Aim of the exercise: Copy out the data in full, keeping each line exactly as it reads.

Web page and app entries

════════════════════

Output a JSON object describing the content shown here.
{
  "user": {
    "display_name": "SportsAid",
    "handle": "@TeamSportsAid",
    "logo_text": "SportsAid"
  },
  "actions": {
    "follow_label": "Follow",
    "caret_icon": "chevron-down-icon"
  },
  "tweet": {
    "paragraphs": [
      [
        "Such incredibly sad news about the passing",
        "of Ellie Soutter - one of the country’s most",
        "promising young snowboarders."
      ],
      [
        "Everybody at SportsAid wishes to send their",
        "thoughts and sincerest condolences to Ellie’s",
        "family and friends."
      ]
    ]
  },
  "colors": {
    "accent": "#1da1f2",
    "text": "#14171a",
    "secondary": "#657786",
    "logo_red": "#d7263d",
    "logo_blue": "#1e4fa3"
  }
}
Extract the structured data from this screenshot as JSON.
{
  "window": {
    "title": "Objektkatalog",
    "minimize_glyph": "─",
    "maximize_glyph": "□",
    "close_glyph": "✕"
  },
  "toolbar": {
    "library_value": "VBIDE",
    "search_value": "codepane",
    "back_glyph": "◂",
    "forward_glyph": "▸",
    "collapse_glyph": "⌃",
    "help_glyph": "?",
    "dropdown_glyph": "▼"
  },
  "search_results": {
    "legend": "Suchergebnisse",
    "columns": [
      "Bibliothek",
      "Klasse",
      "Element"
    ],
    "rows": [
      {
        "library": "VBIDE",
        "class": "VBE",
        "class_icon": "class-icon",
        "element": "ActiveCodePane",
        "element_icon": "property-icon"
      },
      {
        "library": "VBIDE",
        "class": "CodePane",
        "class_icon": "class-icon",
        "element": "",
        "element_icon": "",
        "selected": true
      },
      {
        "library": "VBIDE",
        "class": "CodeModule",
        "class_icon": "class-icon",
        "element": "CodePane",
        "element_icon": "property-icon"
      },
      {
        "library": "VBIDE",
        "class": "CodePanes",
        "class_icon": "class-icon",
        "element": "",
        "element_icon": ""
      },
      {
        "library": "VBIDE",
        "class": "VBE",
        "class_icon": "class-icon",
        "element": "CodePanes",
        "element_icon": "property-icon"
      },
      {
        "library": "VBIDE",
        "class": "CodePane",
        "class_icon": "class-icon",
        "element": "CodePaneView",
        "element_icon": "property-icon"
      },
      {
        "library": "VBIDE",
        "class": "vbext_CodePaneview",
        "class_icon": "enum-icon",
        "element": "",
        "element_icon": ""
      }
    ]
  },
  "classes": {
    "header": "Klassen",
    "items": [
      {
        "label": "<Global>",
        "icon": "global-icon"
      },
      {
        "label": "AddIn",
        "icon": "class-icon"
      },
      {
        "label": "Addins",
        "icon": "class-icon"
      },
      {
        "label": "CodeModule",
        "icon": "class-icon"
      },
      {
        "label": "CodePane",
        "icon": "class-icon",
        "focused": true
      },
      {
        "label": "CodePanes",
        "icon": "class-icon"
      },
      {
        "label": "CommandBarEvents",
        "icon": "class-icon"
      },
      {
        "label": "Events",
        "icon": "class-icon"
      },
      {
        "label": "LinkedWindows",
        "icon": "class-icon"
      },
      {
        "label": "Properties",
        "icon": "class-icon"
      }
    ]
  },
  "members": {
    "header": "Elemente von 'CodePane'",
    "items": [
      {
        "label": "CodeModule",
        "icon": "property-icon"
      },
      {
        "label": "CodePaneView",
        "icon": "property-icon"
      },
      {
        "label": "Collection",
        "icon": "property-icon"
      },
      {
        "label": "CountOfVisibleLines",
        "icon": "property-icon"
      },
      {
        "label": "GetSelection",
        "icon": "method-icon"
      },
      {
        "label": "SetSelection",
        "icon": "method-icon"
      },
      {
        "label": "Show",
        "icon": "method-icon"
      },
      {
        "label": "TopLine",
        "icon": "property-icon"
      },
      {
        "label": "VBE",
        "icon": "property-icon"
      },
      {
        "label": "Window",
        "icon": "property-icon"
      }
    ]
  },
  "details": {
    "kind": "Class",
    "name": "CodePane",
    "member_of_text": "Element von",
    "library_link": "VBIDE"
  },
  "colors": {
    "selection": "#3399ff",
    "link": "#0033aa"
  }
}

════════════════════

Answer box:
Output a JSON object describing the content shown here.
{
  "user": {
    "display_name": "SportsAid",
    "handle": "@TeamSportsAid",
    "logo_text": "SportsAid"
  },
  "actions": {
    "follow_label": "Follow",
    "caret_icon": "chevron-down-icon"
  },
  "tweet": {
    "paragraphs": [
      [
        "Such incredibly sad news about the passing",
        "of Ellie Soutter - one of the country’s most",
        "promising young snowboarders."
      ],
      [
        "Everybody at SportsAid wishes to send their",
        "thoughts and sincerest condolences to Ellie’s",
        "family and friends."
      ]
    ]
  },
  "colors": {
    "accent": "#1da1f2",
    "text": "#14171a",
    "secondary": "#657786",
    "logo_red": "#d7263d",
    "logo_blue": "#1e4fa3"
  }
}
Extract the structured data from this screenshot as JSON.
{
  "window": {
    "title": "Objektkatalog",
    "minimize_glyph": "─",
    "maximize_glyph": "□",
    "close_glyph": "✕"
  },
  "toolbar": {
    "library_value": "VBIDE",
    "search_value": "codepane",
    "back_glyph": "◂",
    "forward_glyph": "▸",
    "collapse_glyph": "⌃",
    "help_glyph": "?",
    "dropdown_glyph": "▼"
  },
  "search_results": {
    "legend": "Suchergebnisse",
    "columns": [
      "Bibliothek",
      "Klasse",
      "Element"
    ],
    "rows": [
      {
        "library": "VBIDE",
        "class": "VBE",
        "class_icon": "class-icon",
        "element": "ActiveCodePane",
        "element_icon": "property-icon"
      },
      {
        "library": "VBIDE",
        "class": "CodePane",
        "class_icon": "class-icon",
        "element": "",
        "element_icon": "",
        "selected": true
      },
      {
        "library": "VBIDE",
        "class": "CodeModule",
        "class_icon": "class-icon",
        "element": "CodePane",
        "element_icon": "property-icon"
      },
      {
        "library": "VBIDE",
        "class": "CodePanes",
        "class_icon": "class-icon",
        "element": "",
        "element_icon": ""
      },
      {
        "library": "VBIDE",
        "class": "VBE",
        "class_icon": "class-icon",
        "element": "CodePanes",
        "element_icon": "property-icon"
      },
      {
        "library": "VBIDE",
        "class": "CodePane",
        "class_icon": "class-icon",
        "element": "CodePaneView",
        "element_icon": "property-icon"
      },
      {
        "library": "VBIDE",
        "class": "vbext_CodePaneview",
        "class_icon": "enum-icon",
        "element": "",
        "element_icon": ""
      }
    ]
  },
  "classes": {
    "header": "Klassen",
    "items": [
      {
        "label": "<Global>",
        "icon": "global-icon"
      },
      {
        "label": "AddIn",
        "icon": "class-icon"
      },
      {
        "label": "Addins",
        "icon": "class-icon"
      },
      {
        "label": "CodeModule",
        "icon": "class-icon"
      },
      {
        "label": "CodePane",
        "icon": "class-icon",
        "focused": true
      },
      {
        "label": "CodePanes",
        "icon": "class-icon"
      },
      {
        "label": "CommandBarEvents",
        "icon": "class-icon"
      },
      {
        "label": "Events",
        "icon": "class-icon"
      },
      {
        "label": "LinkedWindows",
        "icon": "class-icon"
      },
      {
        "label": "Properties",
        "icon": "class-icon"
      }
    ]
  },
  "members": {
    "header": "Elemente von 'CodePane'",
    "items": [
      {
        "label": "CodeModule",
        "icon": "property-icon"
      },
      {
        "label": "CodePaneView",
        "icon": "property-icon"
      },
      {
        "label": "Collection",
        "icon": "property-icon"
      },
      {
        "label": "CountOfVisibleLines",
        "icon": "property-icon"
      },
      {
        "label": "GetSelection",
        "icon": "method-icon"
      },
      {
        "label": "SetSelection",
        "icon": "method-icon"
      },
      {
        "label": "Show",
        "icon": "method-icon"
      },
      {
        "label": "TopLine",
        "icon": "property-icon"
      },
      {
        "label": "VBE",
        "icon": "property-icon"
      },
      {
        "label": "Window",
        "icon": "property-icon"
      }
    ]
  },
  "details": {
    "kind": "Class",
    "name": "CodePane",
    "member_of_text": "Element von",
    "library_link": "VBIDE"
  },
  "colors": {
    "selection": "#3399ff",
    "link": "#0033aa"
  }
}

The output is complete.